In mountain areas, powerful forces are unleashed in the atmosphere on a windy day. For example, most keen hillwalkers and pilots are familiar with the gusts and lulls that occur, which are a symptom of the turbulence generated as the air flows over hills and ridges. Higher up, something more remarkable occurs in the right conditions: the formation of mountain waves.
These are largely invisible, but sometimes clouds form in the rising air around the crest of each wave. Known as lenticular clouds, they are often elongated and smooth-faced like a lens, and there may be a series heading off downwind, roughly at right angles to the upper wind direction, and more or less stationary relative to the ground. In the setting sun, the rounded glowing shapes sometimes resemble a cartoon-book version of a spaceship, and are no doubt responsible for at least some reported sightings of UFOs.

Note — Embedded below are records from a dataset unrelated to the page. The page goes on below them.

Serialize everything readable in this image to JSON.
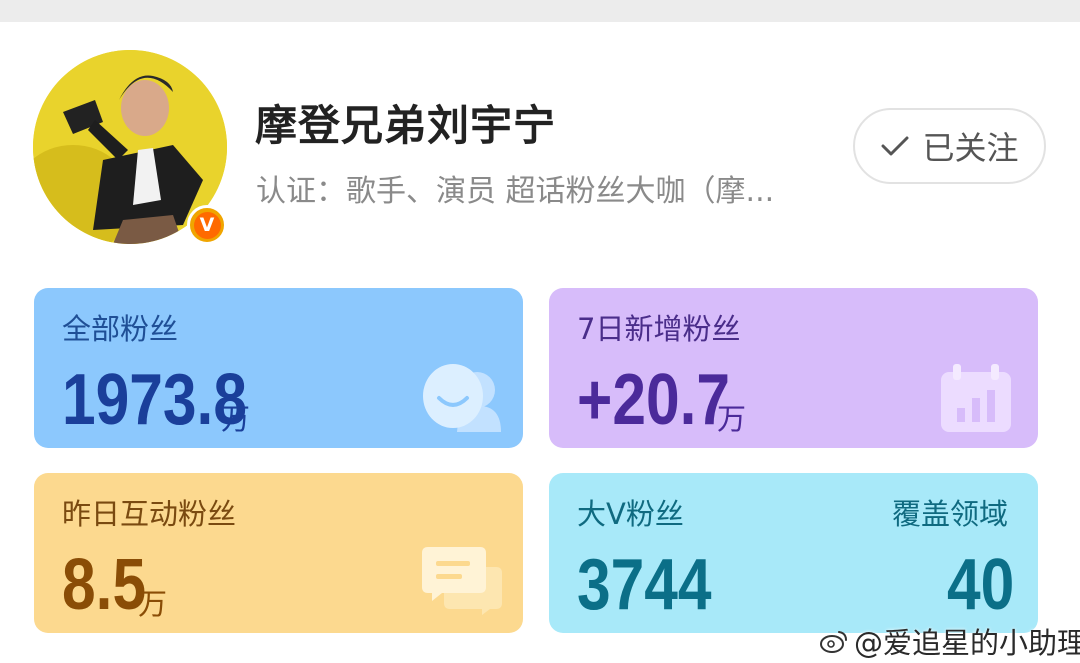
{
  "profile": {
    "name": "摩登兄弟刘宇宁",
    "verification": "认证：歌手、演员 超话粉丝大咖（摩...",
    "badge": "V",
    "follow_label": "已关注"
  },
  "stats": {
    "all_fans": {
      "label": "全部粉丝",
      "value": "1973.8",
      "unit": "万"
    },
    "new_fans_7d": {
      "label": "7日新增粉丝",
      "value": "+20.7",
      "unit": "万"
    },
    "interactive_fans": {
      "label": "昨日互动粉丝",
      "value": "8.5",
      "unit": "万"
    },
    "big_v_fans": {
      "label": "大V粉丝",
      "value": "3744",
      "coverage_label": "覆盖领域",
      "coverage_value": "40"
    }
  },
  "watermark": "@爱追星的小助理",
  "colors": {
    "card_all_fans": "#8cc8fd",
    "card_new_fans": "#d7bcfa",
    "card_interactive": "#fcd98f",
    "card_big_v": "#a8e9f9",
    "verified_badge": "#ff6a00"
  },
  "icons": [
    "fans-icon",
    "calendar-chart-icon",
    "chat-bubbles-icon",
    "checkmark-icon",
    "weibo-icon"
  ]
}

Typically mountain waves are most likely when a strong stable airflow passes across a mountain range, with less stable air above the peaks. The waves then set up downwind (on the lee side) and sometimes extend for many tens of kilometres. To visualize how this might appear, consider the water waves that sometimes occur downstream of a rock or stone lying just beneath the surface in a river, or the waves (known as whelps) that follow a tidal bore.

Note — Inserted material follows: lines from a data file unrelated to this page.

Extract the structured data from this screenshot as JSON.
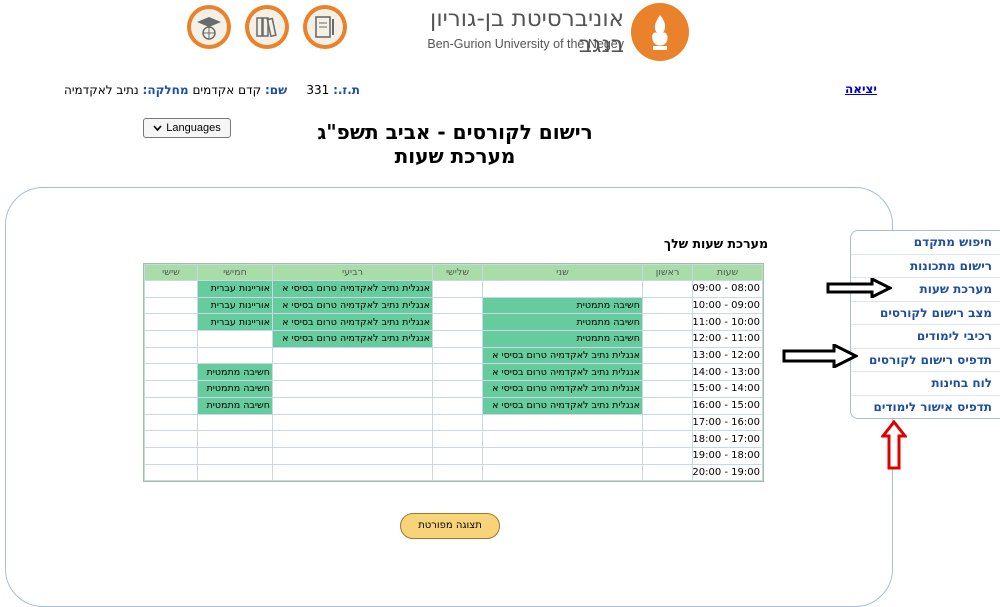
{
  "header": {
    "university_he": "אוניברסיטת בן-גוריון בנגב",
    "university_en": "Ben-Gurion University of the Negev",
    "icons": [
      "document-pen-icon",
      "books-icon",
      "graduation-globe-icon"
    ]
  },
  "user": {
    "id_label": "ת.ז.:",
    "id_value": "331",
    "name_label": "שם:",
    "name_value": "קדם אקדמים",
    "dept_label": "מחלקה:",
    "dept_value": "נתיב לאקדמיה"
  },
  "logout_label": "יציאה",
  "languages_label": "Languages",
  "page_title_line1": "רישום לקורסים - אביב תשפ\"ג",
  "page_title_line2": "מערכת שעות",
  "schedule_title": "מערכת שעות שלך",
  "table": {
    "headers": [
      "שעות",
      "ראשון",
      "שני",
      "שלישי",
      "רביעי",
      "חמישי",
      "שישי"
    ],
    "rows": [
      {
        "time": "08:00 - 09:00",
        "mon": "",
        "wed": "אנגלית נתיב לאקדמיה טרום בסיסי א",
        "thu": "אוריינות עברית"
      },
      {
        "time": "09:00 - 10:00",
        "mon": "חשיבה מתמטית",
        "wed": "אנגלית נתיב לאקדמיה טרום בסיסי א",
        "thu": "אוריינות עברית"
      },
      {
        "time": "10:00 - 11:00",
        "mon": "חשיבה מתמטית",
        "wed": "אנגלית נתיב לאקדמיה טרום בסיסי א",
        "thu": "אוריינות עברית"
      },
      {
        "time": "11:00 - 12:00",
        "mon": "חשיבה מתמטית",
        "wed": "אנגלית נתיב לאקדמיה טרום בסיסי א",
        "thu": ""
      },
      {
        "time": "12:00 - 13:00",
        "mon": "אנגלית נתיב לאקדמיה טרום בסיסי א",
        "wed": "",
        "thu": ""
      },
      {
        "time": "13:00 - 14:00",
        "mon": "אנגלית נתיב לאקדמיה טרום בסיסי א",
        "wed": "",
        "thu": "חשיבה מתמטית"
      },
      {
        "time": "14:00 - 15:00",
        "mon": "אנגלית נתיב לאקדמיה טרום בסיסי א",
        "wed": "",
        "thu": "חשיבה מתמטית"
      },
      {
        "time": "15:00 - 16:00",
        "mon": "אנגלית נתיב לאקדמיה טרום בסיסי א",
        "wed": "",
        "thu": "חשיבה מתמטית"
      },
      {
        "time": "16:00 - 17:00",
        "mon": "",
        "wed": "",
        "thu": ""
      },
      {
        "time": "17:00 - 18:00",
        "mon": "",
        "wed": "",
        "thu": ""
      },
      {
        "time": "18:00 - 19:00",
        "mon": "",
        "wed": "",
        "thu": ""
      },
      {
        "time": "19:00 - 20:00",
        "mon": "",
        "wed": "",
        "thu": ""
      }
    ]
  },
  "print_button_label": "תצוגה מפורטת",
  "menu": [
    "חיפוש מתקדם",
    "רישום מתכונות",
    "מערכת שעות",
    "מצב רישום לקורסים",
    "רכיבי לימודים",
    "תדפיס רישום לקורסים",
    "לוח בחינות",
    "תדפיס אישור לימודים"
  ],
  "colors": {
    "accent_orange": "#e9822a",
    "course_cell": "#66cc9e",
    "header_row": "#a8dda8",
    "menu_text": "#1f4fa0",
    "annotation_arrow_red": "#e00000",
    "annotation_arrow_black": "#000000"
  }
}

On the front of each wave, powerful air currents often rise smoothly towards the crest, and glider pilots have long exploited mountain waves to achieve remarkable heights and distances. For example, pilots have flown more than 1000km in a day in Scotland in mountain waves and reached heights of over 30,000 feet. Considerable skill and experience is needed though due to the extreme turbulence sometimes encountered at low levels, and an oxygen supply is often required as well.